Co-founders Topher St. Clair-Bridges and Eva van den Berg form two opposing camps, each with entirely different visions for the future of the company. Oddly enough, the squad will take to the ski slopes to let off steam. Not everybody is making a treacherous black run back from an ill-advised attempt to ski. Moments later, an avalanche strikes their cabin. Then, one by one, the group’s members are killed.
As the weather plummets, mobile phone reception decreases, food starts to decline, and mountain rescue fails to arrive, their picturesque, snowy escape turns from a welcome refuge into an oppressive jail. Things start to crumble when separate characters set out to find aid.
From two viewpoints, Ware tells the story. One is the chalet girl Erin, whose cool, laid-back demeanor masks a murky past, and the other is Liz, a former employee of Snoop’s who never fit into the gang’s effortlessly cool and wealthy background but finds herself with a small but crucial stake in the company as a pawn in the takeover bid.
A novel’s resonance also relies on the time and location in which it is absorbed by a reader. When we all live under the ever-present threat of lockout, it proves oddly uplifting to escape into another kind of suffocating loneliness and fear.
Cat Cubie, the TV host, tells us about her beloved Scottish lake.
One By One is a galloping lecture, full of dark mysteries and everything you can hope for in a crime novel and psychological thriller.
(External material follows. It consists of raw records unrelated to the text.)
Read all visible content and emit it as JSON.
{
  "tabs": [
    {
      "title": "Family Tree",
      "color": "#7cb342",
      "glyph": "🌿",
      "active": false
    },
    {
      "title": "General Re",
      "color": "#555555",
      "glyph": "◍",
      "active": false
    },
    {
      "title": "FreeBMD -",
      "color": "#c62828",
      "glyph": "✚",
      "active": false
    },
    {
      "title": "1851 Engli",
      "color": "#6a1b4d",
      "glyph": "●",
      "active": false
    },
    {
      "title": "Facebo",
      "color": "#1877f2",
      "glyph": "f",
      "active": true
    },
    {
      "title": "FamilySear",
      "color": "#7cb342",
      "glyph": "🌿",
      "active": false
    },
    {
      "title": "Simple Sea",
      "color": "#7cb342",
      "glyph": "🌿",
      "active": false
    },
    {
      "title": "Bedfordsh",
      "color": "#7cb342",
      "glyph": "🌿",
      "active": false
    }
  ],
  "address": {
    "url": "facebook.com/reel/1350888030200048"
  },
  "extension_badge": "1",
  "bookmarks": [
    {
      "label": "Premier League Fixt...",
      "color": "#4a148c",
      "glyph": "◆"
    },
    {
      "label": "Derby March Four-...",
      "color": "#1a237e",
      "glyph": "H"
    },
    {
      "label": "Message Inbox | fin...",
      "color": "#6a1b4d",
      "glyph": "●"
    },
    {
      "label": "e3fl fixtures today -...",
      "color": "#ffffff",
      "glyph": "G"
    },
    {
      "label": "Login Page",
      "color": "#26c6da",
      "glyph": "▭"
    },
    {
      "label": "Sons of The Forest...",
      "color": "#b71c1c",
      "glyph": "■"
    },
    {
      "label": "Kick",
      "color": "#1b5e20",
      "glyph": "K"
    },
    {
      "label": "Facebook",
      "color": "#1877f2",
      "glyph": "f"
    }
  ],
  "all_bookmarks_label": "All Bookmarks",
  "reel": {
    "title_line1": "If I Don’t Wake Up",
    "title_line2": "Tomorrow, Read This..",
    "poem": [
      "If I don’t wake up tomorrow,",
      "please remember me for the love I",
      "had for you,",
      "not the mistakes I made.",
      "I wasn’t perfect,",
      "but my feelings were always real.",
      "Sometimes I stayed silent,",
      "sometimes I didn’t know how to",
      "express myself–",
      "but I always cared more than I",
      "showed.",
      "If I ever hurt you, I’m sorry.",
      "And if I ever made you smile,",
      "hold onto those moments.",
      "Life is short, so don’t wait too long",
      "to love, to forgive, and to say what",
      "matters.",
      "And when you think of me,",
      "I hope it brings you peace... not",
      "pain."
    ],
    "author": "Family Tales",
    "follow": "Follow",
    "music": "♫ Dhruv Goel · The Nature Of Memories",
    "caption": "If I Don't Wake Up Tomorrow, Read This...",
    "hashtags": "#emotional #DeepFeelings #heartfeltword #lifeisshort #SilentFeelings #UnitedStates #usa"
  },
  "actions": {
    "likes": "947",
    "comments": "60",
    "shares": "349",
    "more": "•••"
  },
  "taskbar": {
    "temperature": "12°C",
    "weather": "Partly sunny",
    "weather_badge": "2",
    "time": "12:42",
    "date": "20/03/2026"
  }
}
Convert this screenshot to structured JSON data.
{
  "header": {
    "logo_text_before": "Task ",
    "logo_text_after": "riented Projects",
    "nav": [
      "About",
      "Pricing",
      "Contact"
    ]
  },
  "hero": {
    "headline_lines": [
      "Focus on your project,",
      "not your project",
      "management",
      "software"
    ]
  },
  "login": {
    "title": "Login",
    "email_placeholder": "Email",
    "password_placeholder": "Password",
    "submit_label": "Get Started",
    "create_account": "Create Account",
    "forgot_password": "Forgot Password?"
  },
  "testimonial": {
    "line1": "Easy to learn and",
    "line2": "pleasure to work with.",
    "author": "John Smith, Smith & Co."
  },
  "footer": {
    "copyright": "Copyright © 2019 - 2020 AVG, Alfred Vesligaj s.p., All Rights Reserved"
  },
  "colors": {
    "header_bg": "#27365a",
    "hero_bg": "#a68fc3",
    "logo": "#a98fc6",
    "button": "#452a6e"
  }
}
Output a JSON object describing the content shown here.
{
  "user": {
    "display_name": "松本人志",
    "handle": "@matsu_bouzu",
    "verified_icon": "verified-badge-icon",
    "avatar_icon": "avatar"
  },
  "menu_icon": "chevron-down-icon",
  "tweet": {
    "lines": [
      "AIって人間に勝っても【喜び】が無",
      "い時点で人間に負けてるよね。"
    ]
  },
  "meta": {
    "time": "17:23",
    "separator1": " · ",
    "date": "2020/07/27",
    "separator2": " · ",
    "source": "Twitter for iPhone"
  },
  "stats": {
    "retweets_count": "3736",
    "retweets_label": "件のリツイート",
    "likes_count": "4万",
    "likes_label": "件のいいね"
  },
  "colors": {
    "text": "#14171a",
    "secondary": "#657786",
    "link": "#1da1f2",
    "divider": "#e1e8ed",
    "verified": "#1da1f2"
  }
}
The convoluted plot also leaves you wondering as to who will survive and who will reach an unhappy end, even though you guess the identity of the murderer early on. You will be left wondering at the climax of a wild, fast-paced cat-and-mouse chase through the snow.